What strange times these are. I saw a story this morning in the UK's Daily Express about the meltdown in private pensions in the UK. You can see that
. There's not much to say about this really, regulations (from the government) force pension funds to hold long dated bonds, the yield on those bonds has been pushed down to less than inflation (by the government), and UK pensioners are forced to buy annuities at retirement (by the government).
A 65 year old man retiring at the moment.in the UK can use a £100,000 pension fund to buy an annuity yielding £5,743 per year. As the life expectancy for that man is 78 at the moment, the company selling him the annuity can expect to pay him about £75,000 on average before his death, at which point they will keep the change, as well as any return they have made from the £100,000 in the interim. If you're wondering how that's possible, you should remember that the competition authorities in the UK are notoriously deaf, dumb and blind. They famously concluded a study in the 1990s looking into why compact discs cost 25% or more in the UK than elsewhere by saying that UK consumers were happy to pay more, and the cartel of car dealers and manufacturers in the UK kept prices so high for so long that car manufacturers used to refer to the UK as 'Treasure Island'. That scam only ended because UK car buyers starting buying in large numbers from Europe through the internet.
So in the UK private pensioners get screwed by the government first, and then by a cartel of annuity sellers afterwards, but private pension systems are collapsing worldwide under pressure from governments to hold bonds with yields that don't even keep up with inflation. The pension problem is just the tip of the iceberg as these policies attack savings worldwide, discouraging people from saving and eroding the value of what has been saved in the past. Who benefits? Governments primarily, as they can borrow more for less, and the financial sector, which gets to borrow for almost nothing, and gouge their customers for what they do provide to them with government approval.
I don't have a chart for this today so I thought I'd show a copy of the wonderful 'Massacre of the Innocents' by Rubens instead. This links to a high res copy if you want to save one:
Obviously we saw some retracement yesterday but we didn't hit my upside targets for ES, SPX and NDX. I don't think we've topped out yet but the key levels to watch on SPX are 1357 (April low) to 1360 (100 DMA), and if we see a break below 1350 then main support
is in the 1335 area, where we have the IHS neckline, the wave A or 1 high, the middle bollinger band on the daily chart, and the 50 DMA (1340 today). A break below 1335 would look VERY bearish
but until we see that I'm still expecting that equities will go higher to a target most likely in the 1390-1420 area:

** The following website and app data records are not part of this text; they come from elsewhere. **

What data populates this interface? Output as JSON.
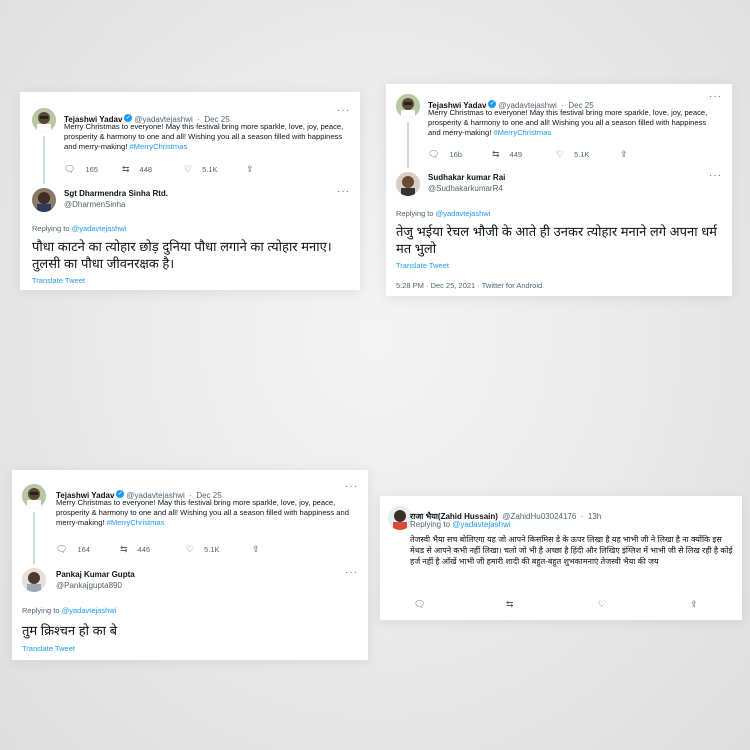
{
  "tweet": {
    "author": "Tejashwi Yadav",
    "handle_1": "@yadavtejashwi",
    "handle_2": "@yadavtejashwi",
    "handle_3": "@yadavtejashwi",
    "date": "Dec 25",
    "dot": "·",
    "more": "···",
    "hashtag": "#MerryChristmas",
    "text_1": "Merry Christmas to everyone! May this festival bring more sparkle, love, joy, peace, prosperity & harmony to one and all! Wishing you all a season filled with happiness and merry-making!",
    "text_2": "Merry Christmas to everyone! May this festival bring more sparkle, love, joy, peace, prosperity & harmony to one and all! Wishing you all a season filled with happiness and merry-making!",
    "text_3": "Merry Christmas to everyone! May this festival bring more sparkle, love, joy, peace, prosperity & harmony to one and all! Wishing you all a season filled with happiness and merry-making!"
  },
  "icons": {
    "reply": "reply-icon",
    "retweet": "retweet-icon",
    "like": "heart-icon",
    "share": "share-icon",
    "verified": "verified-badge-icon",
    "more": "more-icon"
  },
  "colors": {
    "link": "#1d9bf0",
    "muted": "#536471",
    "text": "#0f1419"
  },
  "card1": {
    "stats": {
      "replies": "165",
      "retweets": "448",
      "likes": "5.1K"
    },
    "reply_author": "Sgt Dharmendra Sinha Rtd.",
    "reply_handle": "@DharmenSinha",
    "replying_label": "Replying to",
    "replying_handle": "@yadavtejashwi",
    "reply_text": "पौधा काटने का त्योहार छोड़ दुनिया पौधा लगाने का त्योहार मनाए। तुलसी का पौधा जीवनरक्षक है।",
    "translate": "Translate Tweet"
  },
  "card2": {
    "stats": {
      "replies": "16b",
      "retweets": "449",
      "likes": "5.1K"
    },
    "reply_author": "Sudhakar kumar Rai",
    "reply_handle": "@SudhakarkumarR4",
    "replying_label": "Replying to",
    "replying_handle": "@yadavtejashwi",
    "reply_text": "तेजु भईया रेचल भौजी के आते ही उनकर त्योहार मनाने लगे अपना धर्म मत भुलो",
    "translate": "Translate Tweet",
    "footer": "5:28 PM · Dec 25, 2021 · Twitter for Android"
  },
  "card3": {
    "stats": {
      "replies": "164",
      "retweets": "446",
      "likes": "5.1K"
    },
    "reply_author": "Pankaj Kumar Gupta",
    "reply_handle": "@Pankajgupta890",
    "replying_label": "Replying to",
    "replying_handle": "@yadavtejashwi",
    "reply_text": "तुम क्रिश्चन हो का बे",
    "translate": "Translate Tweet"
  },
  "card4": {
    "author": "राजा भैया(Zahid Hussain)",
    "handle": "@ZahidHu03024176",
    "time": "13h",
    "replying_label": "Replying to",
    "replying_handle": "@yadavtejashwi",
    "reply_text": "तेजस्वी भैया सच बोलिएगा यह जो आपने किसमिस डे के ऊपर लिखा है यह भाभी जी ने लिखा है ना क्योंकि इस मेथड से आपने कभी नहीं लिखा। चलो जो भी है अच्छा है हिंदी और लिखिए इंग्लिश में भाभी जी से लिख रही है कोई हर्ज नहीं है आँखें भाभी जी हमारी शादी की बहुत-बहुत शुभकामनाएं तेजस्वी भैया की जय"
  }
}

I'm expecting the 1357-60 SPX support area to (roughly) hold, possibly with an overshoot that should stay above 1350. I've updated my SPX 60min chart to show the rising wedge options on the basis that we hit the upper trendline before we hit the lower one:
On NDX we still haven't seen a hit of obvious resistance
, though the negative divergence on the 60min RSI is worth noting:
TLT is still trading in the 124 to 127.40 range. This looks increasingly bullish for bonds to my eye and therefore bearish for equities. At the least this is a non-confirmation of the move up in equities from the June low which will continue as long as TLT holds 124 support:
I thought I'd post the silver chart today as it is looking interesting. Silver tested rising support from the 2008 low last week and that was obviously the highest probability level to see a major reversal if silver isn't going to continue lower. The bounce from there has been strong so far, the smaller declining channel from the 2012 high looks as though it might be breaking up, and silver is testing the 50 DMA, which is a significant bull/bear level on silver. A promising start, though silver will need to break over the 50 DMA with confidence and then the 200 DMA and main declining channel resistance to establish a new bull trend:
Only five charts today, and I'll be cutting back to four or five charts a day for the next two weeks while I'm on holiday. I haven't yet tested the quality of the internet access where I'm going on holiday, but I'll know how that looks on Monday. For today I'm looking for a bit more downside to complete the retracement that started yesterday before the next move up to what may well be a significant high. The jobs number today may be a significant market mover.